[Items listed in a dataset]
************

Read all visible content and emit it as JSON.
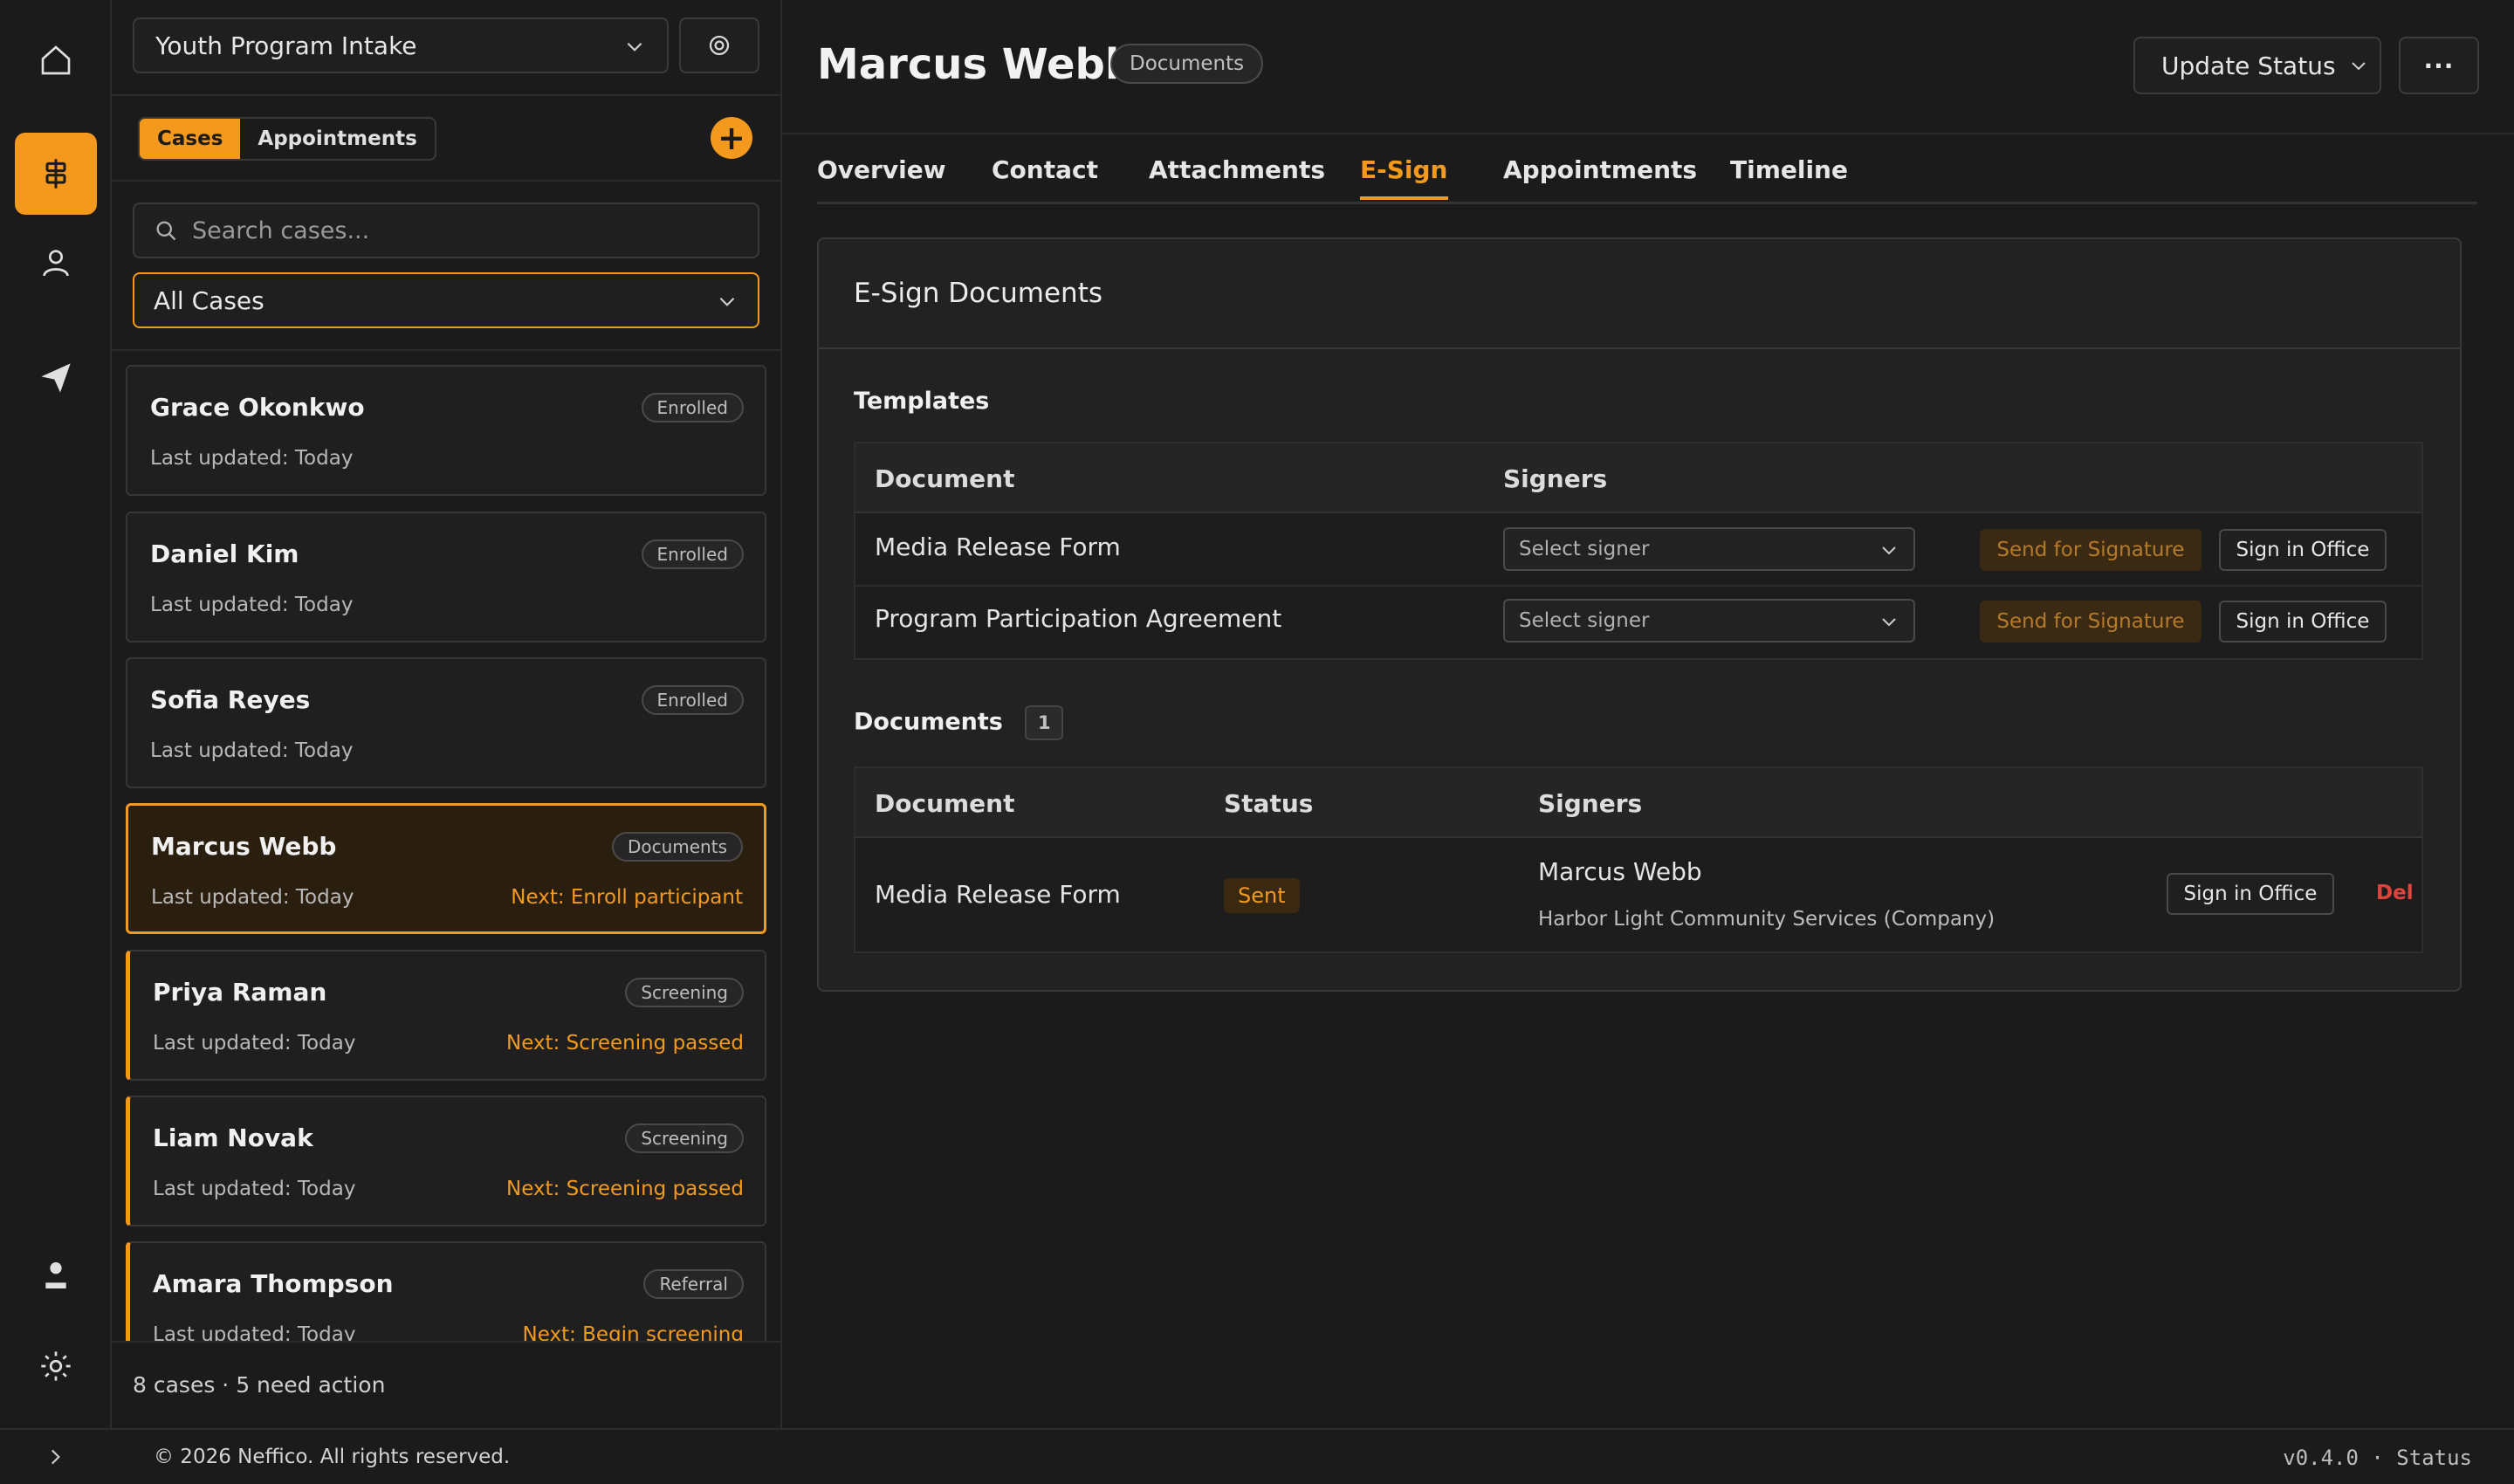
{
  "colors": {
    "accent": "#f39a1e",
    "danger": "#e0433b",
    "background": "#1b1b1b"
  },
  "rail": {
    "items": [
      {
        "name": "home-icon"
      },
      {
        "name": "cases-icon",
        "active": true
      },
      {
        "name": "user-icon"
      },
      {
        "name": "send-icon"
      }
    ],
    "bottom": [
      {
        "name": "profile-icon"
      },
      {
        "name": "settings-gear-icon"
      }
    ]
  },
  "list": {
    "program": "Youth Program Intake",
    "seg": {
      "cases": "Cases",
      "appointments": "Appointments"
    },
    "search_placeholder": "Search cases...",
    "filter": "All Cases",
    "cards": [
      {
        "name": "Grace Okonkwo",
        "updated": "Last updated: Today",
        "status": "Enrolled",
        "next": ""
      },
      {
        "name": "Daniel Kim",
        "updated": "Last updated: Today",
        "status": "Enrolled",
        "next": ""
      },
      {
        "name": "Sofia Reyes",
        "updated": "Last updated: Today",
        "status": "Enrolled",
        "next": ""
      },
      {
        "name": "Marcus Webb",
        "updated": "Last updated: Today",
        "status": "Documents",
        "next": "Next: Enroll participant"
      },
      {
        "name": "Priya Raman",
        "updated": "Last updated: Today",
        "status": "Screening",
        "next": "Next: Screening passed"
      },
      {
        "name": "Liam Novak",
        "updated": "Last updated: Today",
        "status": "Screening",
        "next": "Next: Screening passed"
      },
      {
        "name": "Amara Thompson",
        "updated": "Last updated: Today",
        "status": "Referral",
        "next": "Next: Begin screening"
      }
    ],
    "footer": "8 cases · 5 need action"
  },
  "main": {
    "title": "Marcus Webb",
    "badge": "Documents",
    "update_status": "Update Status",
    "more": "···",
    "tabs": [
      "Overview",
      "Contact",
      "Attachments",
      "E-Sign",
      "Appointments",
      "Timeline"
    ],
    "active_tab": "E-Sign",
    "panel_title": "E-Sign Documents",
    "templates": {
      "title": "Templates",
      "headers": [
        "Document",
        "Signers"
      ],
      "rows": [
        {
          "doc": "Media Release Form",
          "signer_placeholder": "Select signer",
          "send": "Send for Signature",
          "office": "Sign in Office"
        },
        {
          "doc": "Program Participation Agreement",
          "signer_placeholder": "Select signer",
          "send": "Send for Signature",
          "office": "Sign in Office"
        }
      ]
    },
    "documents": {
      "title": "Documents",
      "count": "1",
      "headers": [
        "Document",
        "Status",
        "Signers"
      ],
      "rows": [
        {
          "doc": "Media Release Form",
          "status": "Sent",
          "signer": "Marcus Webb",
          "signer_org": "Harbor Light Community Services (Company)",
          "office": "Sign in Office",
          "delete": "Del"
        }
      ]
    }
  },
  "footer": {
    "copyright": "© 2026 Neffico. All rights reserved.",
    "version": "v0.4.0 · Status"
  }
}
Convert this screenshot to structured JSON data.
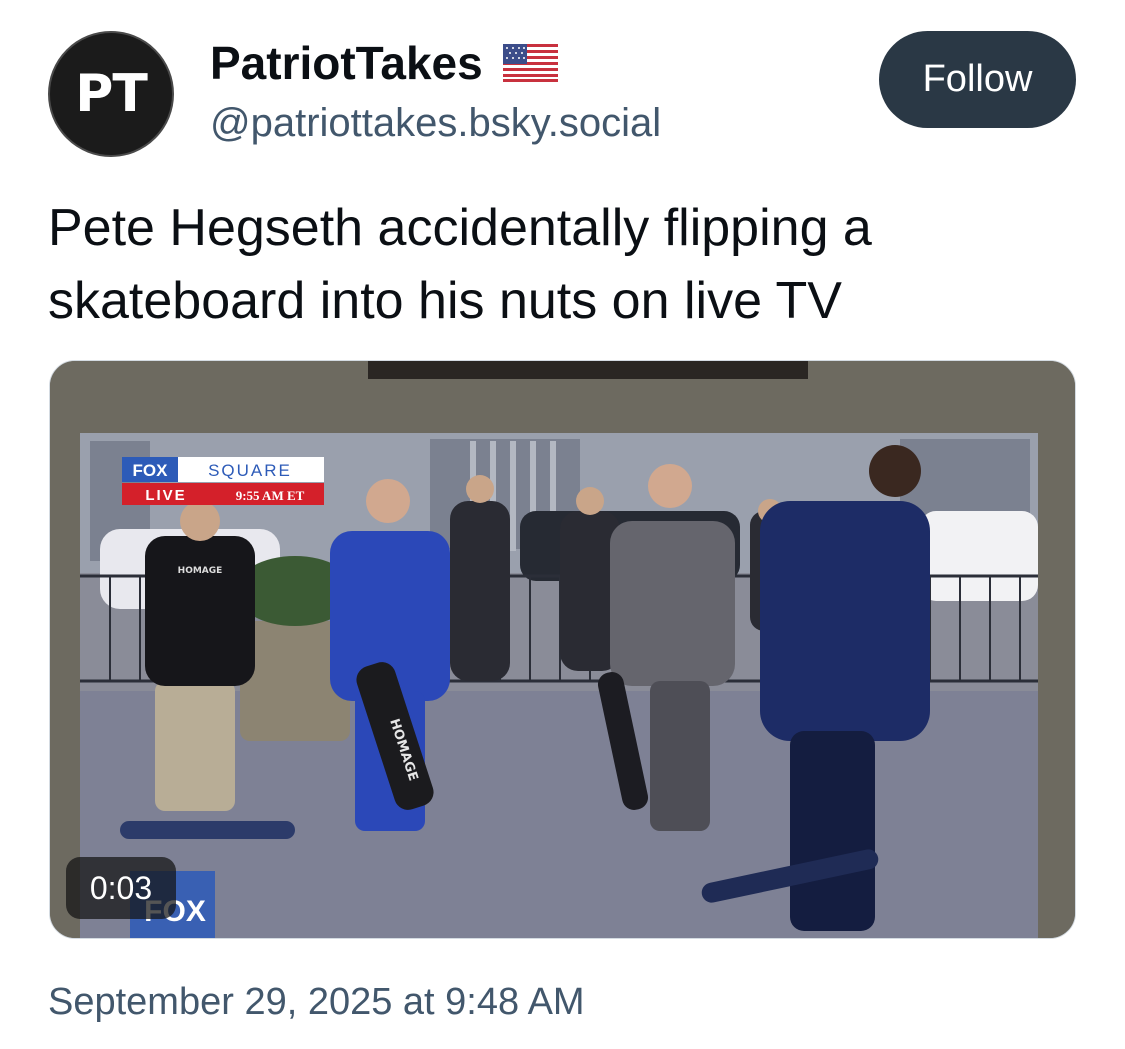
{
  "author": {
    "avatar_initials": "PT",
    "display_name": "PatriotTakes",
    "handle": "@patriottakes.bsky.social",
    "flag_icon": "us-flag-icon"
  },
  "follow_button": {
    "label": "Follow"
  },
  "post": {
    "text": "Pete Hegseth accidentally flipping a skateboard into his nuts on live TV",
    "timestamp": "September 29, 2025 at 9:48 AM"
  },
  "video": {
    "duration": "0:03",
    "overlay": {
      "fox": "FOX",
      "square": "SQUARE",
      "live": "LIVE",
      "time": "9:55 AM ET",
      "corner_logo": "FOX",
      "board_text": "HOMAGE",
      "shirt_text": "HOMAGE"
    }
  },
  "colors": {
    "follow_bg": "#2a3845",
    "secondary_text": "#42576c",
    "fox_blue": "#2d5bb8",
    "fox_red": "#d4202a"
  }
}
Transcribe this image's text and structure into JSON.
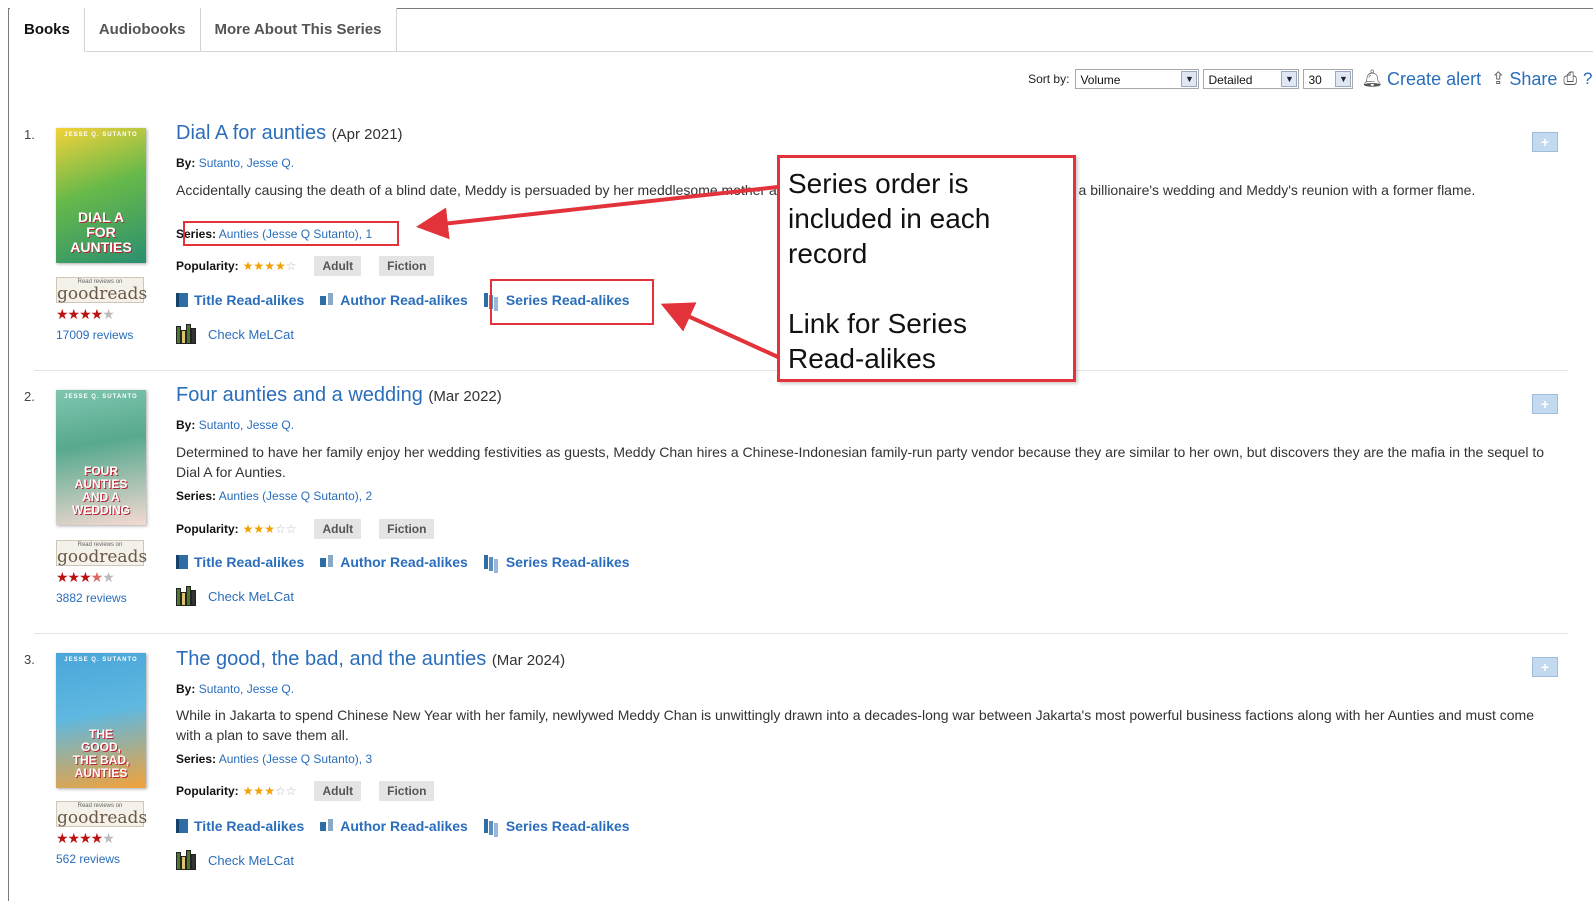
{
  "tabs": [
    {
      "label": "Books",
      "active": true
    },
    {
      "label": "Audiobooks",
      "active": false
    },
    {
      "label": "More About This Series",
      "active": false
    }
  ],
  "toolbar": {
    "sort_label": "Sort by:",
    "sort_value": "Volume",
    "view_value": "Detailed",
    "per_page_value": "30",
    "create_alert": "Create alert",
    "share": "Share"
  },
  "records": [
    {
      "number": "1.",
      "title": "Dial A for aunties",
      "date": "(Apr 2021)",
      "by_label": "By:",
      "author": "Sutanto, Jesse Q.",
      "description": "Accidentally causing the death of a blind date, Meddy is persuaded by her meddlesome mother and aunties to dispose of the body, which upends a billionaire's wedding and Meddy's reunion with a former flame.",
      "series_label": "Series:",
      "series": "Aunties (Jesse Q Sutanto), 1",
      "popularity_label": "Popularity:",
      "popularity": 4,
      "tags": [
        "Adult",
        "Fiction"
      ],
      "goodreads_rating": 4,
      "reviews": "17009 reviews",
      "cover_author": "JESSE Q. SUTANTO",
      "cover_title": "DIAL A\nFOR\nAUNTIES"
    },
    {
      "number": "2.",
      "title": "Four aunties and a wedding",
      "date": "(Mar 2022)",
      "by_label": "By:",
      "author": "Sutanto, Jesse Q.",
      "description": "Determined to have her family enjoy her wedding festivities as guests, Meddy Chan hires a Chinese-Indonesian family-run party vendor because they are similar to her own, but discovers they are the mafia in the sequel to Dial A for Aunties.",
      "series_label": "Series:",
      "series": "Aunties (Jesse Q Sutanto), 2",
      "popularity_label": "Popularity:",
      "popularity": 3,
      "tags": [
        "Adult",
        "Fiction"
      ],
      "goodreads_rating": 3.5,
      "reviews": "3882 reviews",
      "cover_author": "JESSE Q. SUTANTO",
      "cover_title": "FOUR\nAUNTIES\nAND A\nWEDDING"
    },
    {
      "number": "3.",
      "title": "The good, the bad, and the aunties",
      "date": "(Mar 2024)",
      "by_label": "By:",
      "author": "Sutanto, Jesse Q.",
      "description": "While in Jakarta to spend Chinese New Year with her family, newlywed Meddy Chan is unwittingly drawn into a decades-long war between Jakarta's most powerful business factions along with her Aunties and must come with a plan to save them all.",
      "series_label": "Series:",
      "series": "Aunties (Jesse Q Sutanto), 3",
      "popularity_label": "Popularity:",
      "popularity": 3,
      "tags": [
        "Adult",
        "Fiction"
      ],
      "goodreads_rating": 4,
      "reviews": "562 reviews",
      "cover_author": "JESSE Q. SUTANTO",
      "cover_title": "THE\nGOOD,\nTHE BAD,\nAUNTIES"
    }
  ],
  "readalikes": {
    "title": "Title Read-alikes",
    "author": "Author Read-alikes",
    "series": "Series Read-alikes"
  },
  "melcat": "Check MeLCat",
  "goodreads": {
    "top": "Read reviews on",
    "word": "goodreads"
  },
  "callout": {
    "line1": "Series order is",
    "line2": "included in each",
    "line3": "record",
    "line4": "Link for Series",
    "line5": "Read-alikes"
  },
  "colors": {
    "link": "#2a6ebb",
    "annotation": "#e2323a",
    "popularity_star": "#f0a000",
    "goodreads_star": "#b11111"
  }
}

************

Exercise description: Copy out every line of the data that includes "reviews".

Solution to the exercise:
      "reviews": "17009 reviews",
      "reviews": "3882 reviews",
      "reviews": "562 reviews",
    "top": "Read reviews on",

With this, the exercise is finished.